Work required:
Go through the entries below and print each one exactly, leaving out pictures.

(Dataset rows describing interfaces)
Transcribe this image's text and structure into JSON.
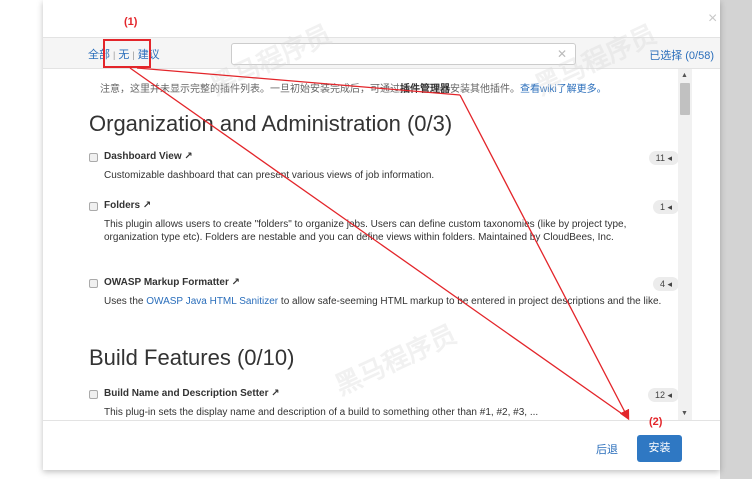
{
  "filter_links": {
    "all": "全部",
    "none": "无",
    "suggested": "建议",
    "separator": "|"
  },
  "search": {
    "value": "",
    "clear_symbol": "✕"
  },
  "selected_count": "已选择 (0/58)",
  "close_symbol": "×",
  "notice": {
    "prefix": "注意，这里并未显示完整的插件列表。一旦初始安装完成后，可通过",
    "bold": "插件管理器",
    "middle": "安装其他插件。",
    "link": "查看wiki了解更多。"
  },
  "sections": [
    {
      "title": "Organization and Administration (0/3)",
      "plugins": [
        {
          "name": "Dashboard View ↗",
          "badge": "11 ◂",
          "description": "Customizable dashboard that can present various views of job information."
        },
        {
          "name": "Folders ↗",
          "badge": "1 ◂",
          "description": "This plugin allows users to create \"folders\" to organize jobs. Users can define custom taxonomies (like by project type, organization type etc). Folders are nestable and you can define views within folders. Maintained by CloudBees, Inc."
        },
        {
          "name": "OWASP Markup Formatter ↗",
          "badge": "4 ◂",
          "description_prefix": "Uses the ",
          "description_link": "OWASP Java HTML Sanitizer",
          "description_suffix": " to allow safe-seeming HTML markup to be entered in project descriptions and the like."
        }
      ]
    },
    {
      "title": "Build Features (0/10)",
      "plugins": [
        {
          "name": "Build Name and Description Setter ↗",
          "badge": "12 ◂",
          "description": "This plug-in sets the display name and description of a build to something other than #1, #2, #3, ..."
        }
      ]
    }
  ],
  "footer": {
    "back_label": "后退",
    "install_label": "安装"
  },
  "annotations": {
    "label1": "(1)",
    "label2": "(2)",
    "color": "#e3252a"
  },
  "watermarks": [
    "黑马程序员",
    "www.itheima.com"
  ],
  "colors": {
    "link": "#2a6ebb",
    "primary_button": "#2f78c3"
  }
}
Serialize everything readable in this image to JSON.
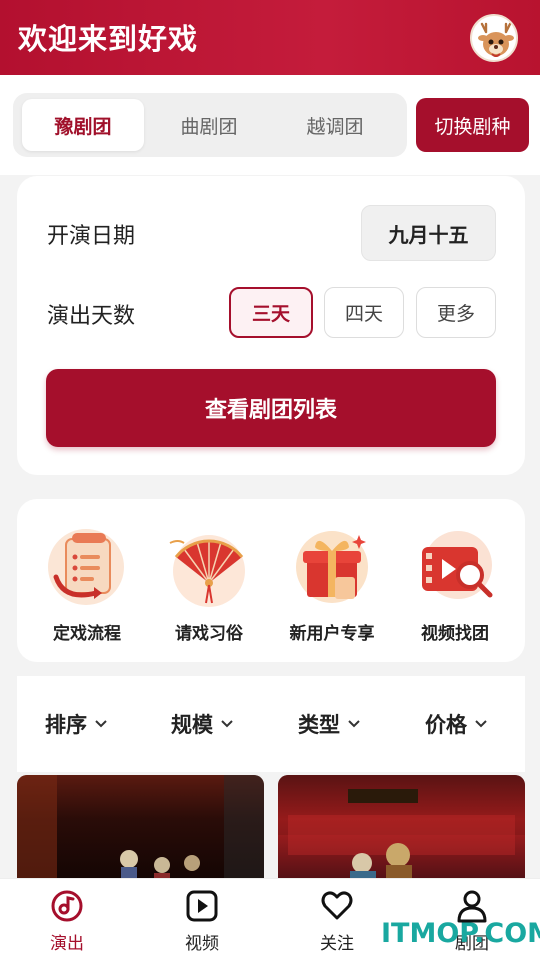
{
  "header": {
    "title": "欢迎来到好戏",
    "avatar_icon": "deer-avatar-icon"
  },
  "troupe_tabs": [
    {
      "label": "豫剧团",
      "active": true
    },
    {
      "label": "曲剧团",
      "active": false
    },
    {
      "label": "越调团",
      "active": false
    }
  ],
  "switch_button": "切换剧种",
  "filters": {
    "date_label": "开演日期",
    "date_value": "九月十五",
    "days_label": "演出天数",
    "days_options": [
      {
        "label": "三天",
        "active": true
      },
      {
        "label": "四天",
        "active": false
      },
      {
        "label": "更多",
        "active": false
      }
    ],
    "view_button": "查看剧团列表"
  },
  "features": [
    {
      "label": "定戏流程",
      "icon": "scroll-process-icon"
    },
    {
      "label": "请戏习俗",
      "icon": "fan-custom-icon"
    },
    {
      "label": "新用户专享",
      "icon": "gift-box-icon"
    },
    {
      "label": "视频找团",
      "icon": "video-search-icon"
    }
  ],
  "sort": [
    {
      "label": "排序"
    },
    {
      "label": "规模"
    },
    {
      "label": "类型"
    },
    {
      "label": "价格"
    }
  ],
  "bottom_nav": [
    {
      "label": "演出",
      "icon": "music-disc-icon",
      "active": true
    },
    {
      "label": "视频",
      "icon": "play-icon",
      "active": false
    },
    {
      "label": "关注",
      "icon": "heart-icon",
      "active": false
    },
    {
      "label": "剧团",
      "icon": "person-icon",
      "active": false
    }
  ],
  "watermark": "ITMOP.COM",
  "colors": {
    "brand": "#a50f2c",
    "header": "#c41c3b",
    "active_tab_text": "#a0102a"
  }
}
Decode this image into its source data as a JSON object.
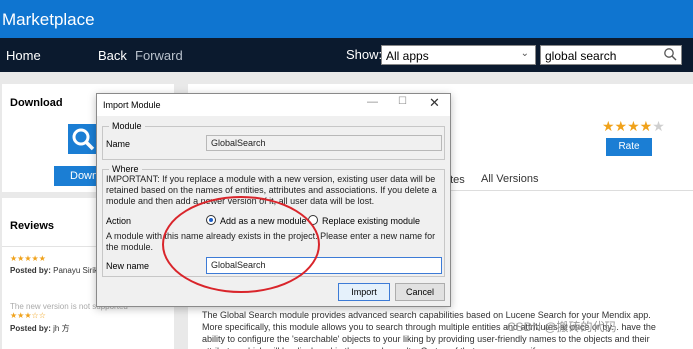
{
  "header": {
    "title": "Marketplace"
  },
  "nav": {
    "home": "Home",
    "back": "Back",
    "forward": "Forward",
    "show_label": "Show:",
    "show_value": "All apps",
    "search_value": "global search"
  },
  "sidebar": {
    "download_heading": "Download",
    "download_button": "Downl",
    "reviews_heading": "Reviews",
    "reviews": [
      {
        "stars": "★★★★★",
        "by_label": "Posted by:",
        "author": "Panayu Sirikra"
      },
      {
        "stars": "★★★☆☆",
        "note": "The new version is not supported",
        "by_label": "Posted by:",
        "author": "jh 方"
      }
    ]
  },
  "main": {
    "rating": {
      "filled": "★★★★",
      "empty": "★"
    },
    "rate_button": "Rate",
    "tabs": [
      "otes",
      "All Versions"
    ],
    "description": "The Global Search module provides advanced search capabilities based on Lucene Search for your Mendix app. More specifically, this module allows you to search through multiple entities and attributes at once or by... have the ability to configure the 'searchable' objects to your liking by providing user-friendly names to the objects and their attributes which will be displayed in the search results. On top of that you can specify an ..."
  },
  "watermark": "CSDN @搬砖的代码",
  "dialog": {
    "title": "Import Module",
    "module_legend": "Module",
    "name_label": "Name",
    "name_value": "GlobalSearch",
    "where_legend": "Where",
    "important_text": "IMPORTANT: If you replace a module with a new version, existing user data will be retained based on the names of entities, attributes and associations. If you delete a module and then add a newer version of it, all user data will be lost.",
    "action_label": "Action",
    "action_options": [
      "Add as a new module",
      "Replace existing module"
    ],
    "exists_message": "A module with this name already exists in the project. Please enter a new name for the module.",
    "new_name_label": "New name",
    "new_name_value": "GlobalSearch",
    "import_button": "Import",
    "cancel_button": "Cancel"
  },
  "colors": {
    "header_blue": "#0f75d0",
    "navbar": "#0b1a2e",
    "accent_blue": "#1b7ed4",
    "star": "#f0a21b",
    "annotation": "#d9252b"
  }
}
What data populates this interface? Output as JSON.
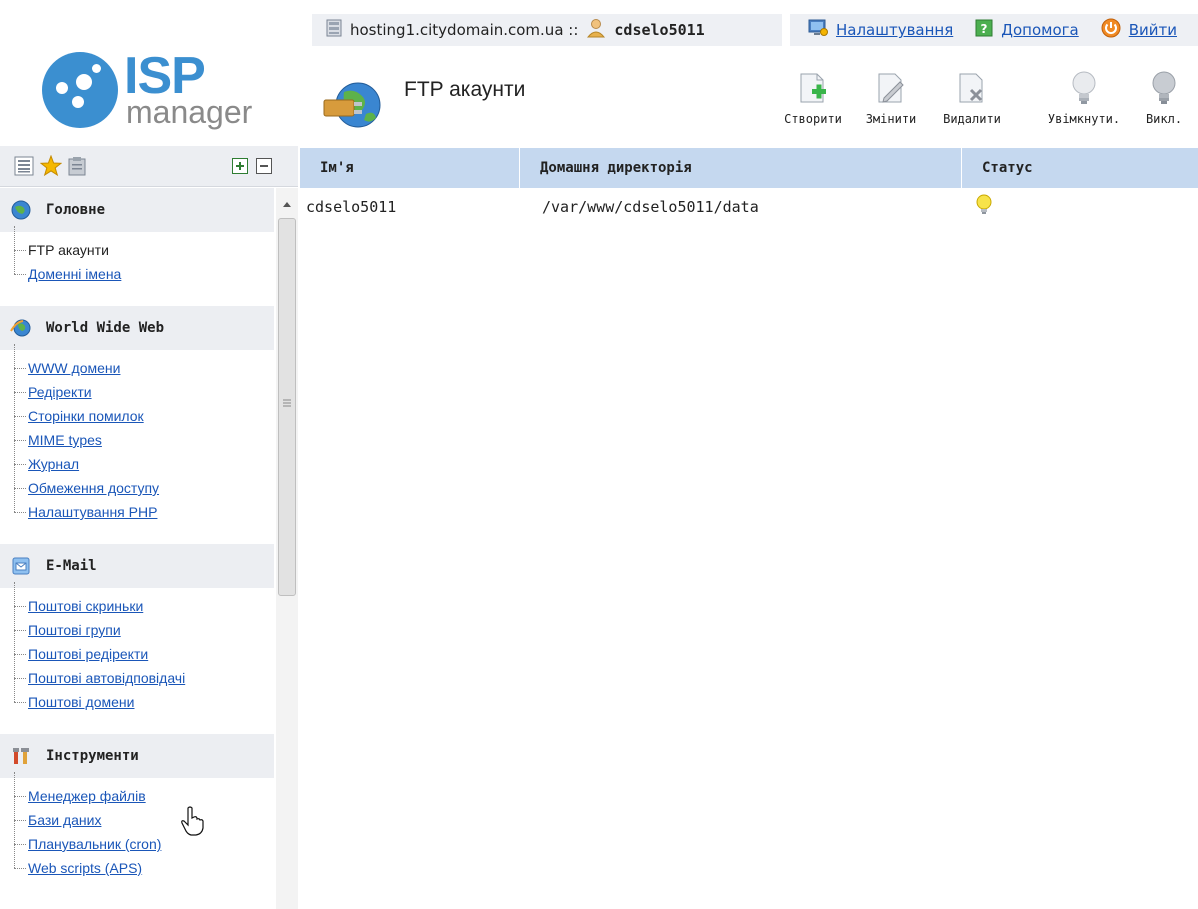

Solution below:
Transcribe this image's text and structure into JSON.
{
  "filter_links": {
    "all": "全部",
    "none": "无",
    "suggested": "建议",
    "separator": "|"
  },
  "search": {
    "value": "",
    "clear_symbol": "✕"
  },
  "selected_count": "已选择 (0/58)",
  "close_symbol": "×",
  "notice": {
    "prefix": "注意，这里并未显示完整的插件列表。一旦初始安装完成后，可通过",
    "bold": "插件管理器",
    "middle": "安装其他插件。",
    "link": "查看wiki了解更多。"
  },
  "sections": [
    {
      "title": "Organization and Administration (0/3)",
      "plugins": [
        {
          "name": "Dashboard View ↗",
          "badge": "11 ◂",
          "description": "Customizable dashboard that can present various views of job information."
        },
        {
          "name": "Folders ↗",
          "badge": "1 ◂",
          "description": "This plugin allows users to create \"folders\" to organize jobs. Users can define custom taxonomies (like by project type, organization type etc). Folders are nestable and you can define views within folders. Maintained by CloudBees, Inc."
        },
        {
          "name": "OWASP Markup Formatter ↗",
          "badge": "4 ◂",
          "description_prefix": "Uses the ",
          "description_link": "OWASP Java HTML Sanitizer",
          "description_suffix": " to allow safe-seeming HTML markup to be entered in project descriptions and the like."
        }
      ]
    },
    {
      "title": "Build Features (0/10)",
      "plugins": [
        {
          "name": "Build Name and Description Setter ↗",
          "badge": "12 ◂",
          "description": "This plug-in sets the display name and description of a build to something other than #1, #2, #3, ..."
        }
      ]
    }
  ],
  "footer": {
    "back_label": "后退",
    "install_label": "安装"
  },
  "annotations": {
    "label1": "(1)",
    "label2": "(2)",
    "color": "#e3252a"
  },
  "watermarks": [
    "黑马程序员",
    "www.itheima.com"
  ],
  "colors": {
    "link": "#2a6ebb",
    "primary_button": "#2f78c3"
  }
}
Serialize everything readable in this image to JSON.
{
  "header": {
    "title": "欢迎来到好戏",
    "avatar_icon": "deer-avatar-icon"
  },
  "troupe_tabs": [
    {
      "label": "豫剧团",
      "active": true
    },
    {
      "label": "曲剧团",
      "active": false
    },
    {
      "label": "越调团",
      "active": false
    }
  ],
  "switch_button": "切换剧种",
  "filters": {
    "date_label": "开演日期",
    "date_value": "九月十五",
    "days_label": "演出天数",
    "days_options": [
      {
        "label": "三天",
        "active": true
      },
      {
        "label": "四天",
        "active": false
      },
      {
        "label": "更多",
        "active": false
      }
    ],
    "view_button": "查看剧团列表"
  },
  "features": [
    {
      "label": "定戏流程",
      "icon": "scroll-process-icon"
    },
    {
      "label": "请戏习俗",
      "icon": "fan-custom-icon"
    },
    {
      "label": "新用户专享",
      "icon": "gift-box-icon"
    },
    {
      "label": "视频找团",
      "icon": "video-search-icon"
    }
  ],
  "sort": [
    {
      "label": "排序"
    },
    {
      "label": "规模"
    },
    {
      "label": "类型"
    },
    {
      "label": "价格"
    }
  ],
  "bottom_nav": [
    {
      "label": "演出",
      "icon": "music-disc-icon",
      "active": true
    },
    {
      "label": "视频",
      "icon": "play-icon",
      "active": false
    },
    {
      "label": "关注",
      "icon": "heart-icon",
      "active": false
    },
    {
      "label": "剧团",
      "icon": "person-icon",
      "active": false
    }
  ],
  "watermark": "ITMOP.COM",
  "colors": {
    "brand": "#a50f2c",
    "header": "#c41c3b",
    "active_tab_text": "#a0102a"
  }
}
Decode this image into its source data as a JSON object.
{
  "header": {
    "title": "Marketplace"
  },
  "nav": {
    "home": "Home",
    "back": "Back",
    "forward": "Forward",
    "show_label": "Show:",
    "show_value": "All apps",
    "search_value": "global search"
  },
  "sidebar": {
    "download_heading": "Download",
    "download_button": "Downl",
    "reviews_heading": "Reviews",
    "reviews": [
      {
        "stars": "★★★★★",
        "by_label": "Posted by:",
        "author": "Panayu Sirikra"
      },
      {
        "stars": "★★★☆☆",
        "note": "The new version is not supported",
        "by_label": "Posted by:",
        "author": "jh 方"
      }
    ]
  },
  "main": {
    "rating": {
      "filled": "★★★★",
      "empty": "★"
    },
    "rate_button": "Rate",
    "tabs": [
      "otes",
      "All Versions"
    ],
    "description": "The Global Search module provides advanced search capabilities based on Lucene Search for your Mendix app. More specifically, this module allows you to search through multiple entities and attributes at once or by... have the ability to configure the 'searchable' objects to your liking by providing user-friendly names to the objects and their attributes which will be displayed in the search results. On top of that you can specify an ..."
  },
  "watermark": "CSDN @搬砖的代码",
  "dialog": {
    "title": "Import Module",
    "module_legend": "Module",
    "name_label": "Name",
    "name_value": "GlobalSearch",
    "where_legend": "Where",
    "important_text": "IMPORTANT: If you replace a module with a new version, existing user data will be retained based on the names of entities, attributes and associations. If you delete a module and then add a newer version of it, all user data will be lost.",
    "action_label": "Action",
    "action_options": [
      "Add as a new module",
      "Replace existing module"
    ],
    "exists_message": "A module with this name already exists in the project. Please enter a new name for the module.",
    "new_name_label": "New name",
    "new_name_value": "GlobalSearch",
    "import_button": "Import",
    "cancel_button": "Cancel"
  },
  "colors": {
    "header_blue": "#0f75d0",
    "navbar": "#0b1a2e",
    "accent_blue": "#1b7ed4",
    "star": "#f0a21b",
    "annotation": "#d9252b"
  }
}
What data populates this interface? Output as JSON.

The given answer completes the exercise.